Even with the sustainability tailwind, fundraising is not plain-sailing

Impact and sustainability remain high on LP wish lists, but a heterogeneous investor universe makes fundraising a difficult exercise.

What to make of current fundraising conditions? This question is never far from our thoughts; it has been even more prominent since the launch of our database of funds, investors and managers last week.

Conversations with market sources suggest that, while fundraising across broader private markets has slowed down, investor appetite for impact or sustainability-focused funds remains on the up. “We see no signs that demand for ‘impact’ private equity strategies is wavering,” said bfinance’s Anna Morrison.
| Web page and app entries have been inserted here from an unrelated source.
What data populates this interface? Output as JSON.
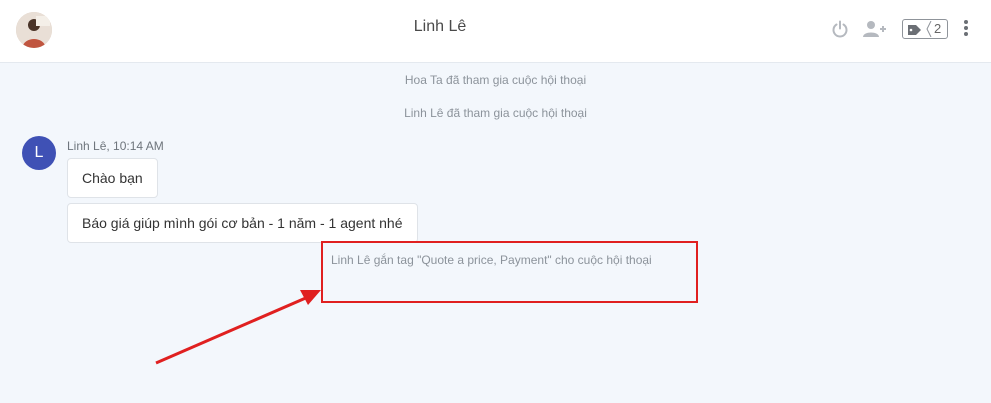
{
  "header": {
    "title": "Linh Lê",
    "tag_count": "2"
  },
  "messages": {
    "system_1": "Hoa Ta đã tham gia cuộc hội thoại",
    "system_2": "Linh Lê đã tham gia cuộc hội thoại",
    "avatar_letter": "L",
    "sender": "Linh Lê, 10:14 AM",
    "bubble_1": "Chào bạn",
    "bubble_2": "Báo giá giúp mình gói cơ bản - 1 năm - 1 agent nhé",
    "tag_notice": "Linh Lê gắn tag \"Quote a price, Payment\" cho cuộc hội thoại"
  },
  "colors": {
    "accent_avatar": "#3f51b5",
    "annotation_red": "#e02020",
    "background": "#f3f7fc"
  },
  "icons": [
    "power-icon",
    "add-user-icon",
    "tag-icon",
    "more-vertical-icon"
  ]
}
A report published by investment bank Raymond James echoes this. A full 40 percent of limited partners expect their allocations to impact and sustainability-related strategies to increase in 2023 compared to 2022, according to a survey. This would put impact and sustainability ahead of healthcare (where 35 percent expect an increase), business services, financial services and defence (all 25 percent). Very few investors (3 percent) anticipate a lower allocation to impact and sustainability.
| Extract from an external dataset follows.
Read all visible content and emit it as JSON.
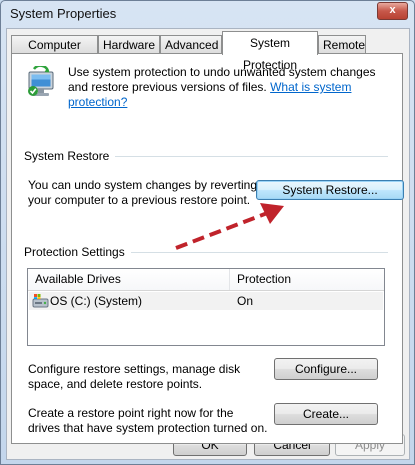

The bank would not disclose the sample size for the survey, so we treat the results with a little caution. However, the idea that more capital is being made available to managers of impact funds is evident in this week’s news.
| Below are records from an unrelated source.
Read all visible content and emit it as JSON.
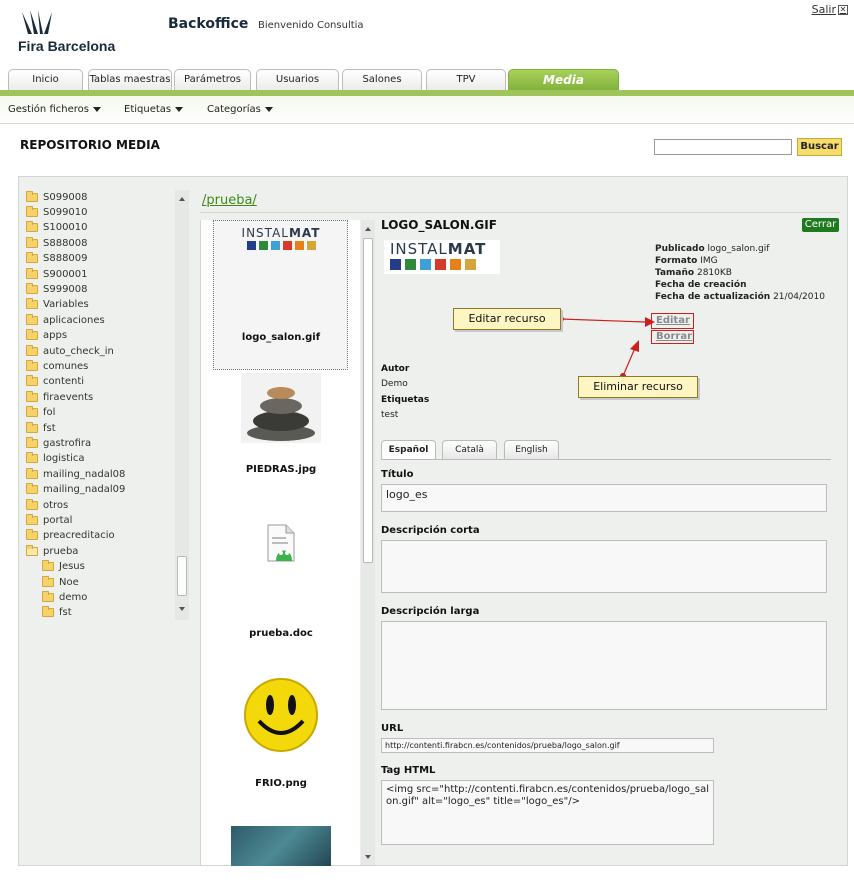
{
  "header": {
    "logo_text": "Fira Barcelona",
    "app_title": "Backoffice",
    "welcome": "Bienvenido Consultia",
    "logout": "Salir"
  },
  "tabs": [
    {
      "label": "Inicio"
    },
    {
      "label": "Tablas maestras"
    },
    {
      "label": "Parámetros"
    },
    {
      "label": "Usuarios"
    },
    {
      "label": "Salones"
    },
    {
      "label": "TPV"
    },
    {
      "label": "Media",
      "active": true
    }
  ],
  "submenu": [
    {
      "label": "Gestión ficheros"
    },
    {
      "label": "Etiquetas"
    },
    {
      "label": "Categorías"
    }
  ],
  "section_title": "REPOSITORIO MEDIA",
  "search": {
    "button": "Buscar",
    "value": ""
  },
  "tree": {
    "items": [
      {
        "label": "S099008"
      },
      {
        "label": "S099010"
      },
      {
        "label": "S100010"
      },
      {
        "label": "S888008"
      },
      {
        "label": "S888009"
      },
      {
        "label": "S900001"
      },
      {
        "label": "S999008"
      },
      {
        "label": "Variables"
      },
      {
        "label": "aplicaciones"
      },
      {
        "label": "apps"
      },
      {
        "label": "auto_check_in"
      },
      {
        "label": "comunes"
      },
      {
        "label": "contenti"
      },
      {
        "label": "firaevents"
      },
      {
        "label": "fol"
      },
      {
        "label": "fst"
      },
      {
        "label": "gastrofira"
      },
      {
        "label": "logistica"
      },
      {
        "label": "mailing_nadal08"
      },
      {
        "label": "mailing_nadal09"
      },
      {
        "label": "otros"
      },
      {
        "label": "portal"
      },
      {
        "label": "preacreditacio"
      },
      {
        "label": "prueba"
      }
    ],
    "children": [
      {
        "label": "Jesus"
      },
      {
        "label": "Noe"
      },
      {
        "label": "demo"
      },
      {
        "label": "fst"
      }
    ]
  },
  "path": "/prueba/",
  "files": [
    {
      "name": "logo_salon.gif",
      "selected": true
    },
    {
      "name": "PIEDRAS.jpg"
    },
    {
      "name": "prueba.doc"
    },
    {
      "name": "FRIO.png"
    }
  ],
  "logo_image": {
    "prefix": "INSTAL",
    "bold": "MAT"
  },
  "detail": {
    "title": "LOGO_SALON.GIF",
    "close": "Cerrar",
    "published_label": "Publicado",
    "published_value": "logo_salon.gif",
    "format_label": "Formato",
    "format_value": "IMG",
    "size_label": "Tamaño",
    "size_value": "2810KB",
    "created_label": "Fecha de creación",
    "updated_label": "Fecha de actualización",
    "updated_value": "21/04/2010",
    "edit": "Editar",
    "delete": "Borrar",
    "callout_edit": "Editar recurso",
    "callout_delete": "Eliminar recurso",
    "author_label": "Autor",
    "author_value": "Demo",
    "tags_label": "Etiquetas",
    "tags_value": "test",
    "lang_tabs": [
      {
        "label": "Español",
        "active": true
      },
      {
        "label": "Català"
      },
      {
        "label": "English"
      }
    ],
    "title_label": "Título",
    "title_value": "logo_es",
    "short_desc_label": "Descripción corta",
    "short_desc_value": "",
    "long_desc_label": "Descripción larga",
    "long_desc_value": "",
    "url_label": "URL",
    "url_value": "http://contenti.firabcn.es/contenidos/prueba/logo_salon.gif",
    "html_label": "Tag HTML",
    "html_value": "<img src=\"http://contenti.firabcn.es/contenidos/prueba/logo_salon.gif\" alt=\"logo_es\" title=\"logo_es\"/>"
  }
}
Netherlands-based Polestar Capital, for example, is reporting traction among investors for its circular economy-focused private credit fund. Launched last year, director Jan-Willem König told New Private Markets he is expecting to hit the fund’s €250 million target by the end of H1. LPs who had been “busy defining their investment strategies and their investment buckets” for the last three years are now ready to deploy capital, he said. Polestar has just received commitments from four Dutch institutions.

Meanwhile, Climate Asset Management is toasting a $200 million mandate from tech giant Apple to split between its two strategies: a Nature-Based Solutions strategy, which generates carbon credits, and a sustainable agriculture income fund with a $1 billion target. Apple’s suppliers could potentially become partners in the fund, which Climate Asset Management’s Martin Berg described as “a rallying cry for corporates the world over”.

Then there is the open-ended Lloyd’s Private Impact Fund that Schroders Capital will be managing for investors in the historic insurance marketplace of the same name. It has been seeded with a £250 million ($312 million; €284 million) initial commitment from Lloyd’s.

And finally, Two Sigma just held a final close on a private equity fund that puts a slightly different spin on impact. Fundraising was no picnic for the firm. It launched during the height of pandemic restrictions and didn’t quite hit its original $750 million target. But partner Warren Valdmanis said he was nevertheless “thrilled”: “To have raised a first-time fund of this size is a good endorsement of the strategy that we’re pursuing.”

What then to make of current fundraising conditions? These examples tell us two things. First is that a sustainability focus is indeed attracting LP capital amid otherwise tight conditions. Second is that in the broad church of impact and sustainability, LP capital is not particularly commoditised or fungible; it would be a surprise – to say the least – to find the same LP in any of the above funds.

So while sustainability may be “the place to be” in private markets, fundraising requires precision. Or a helpful new database.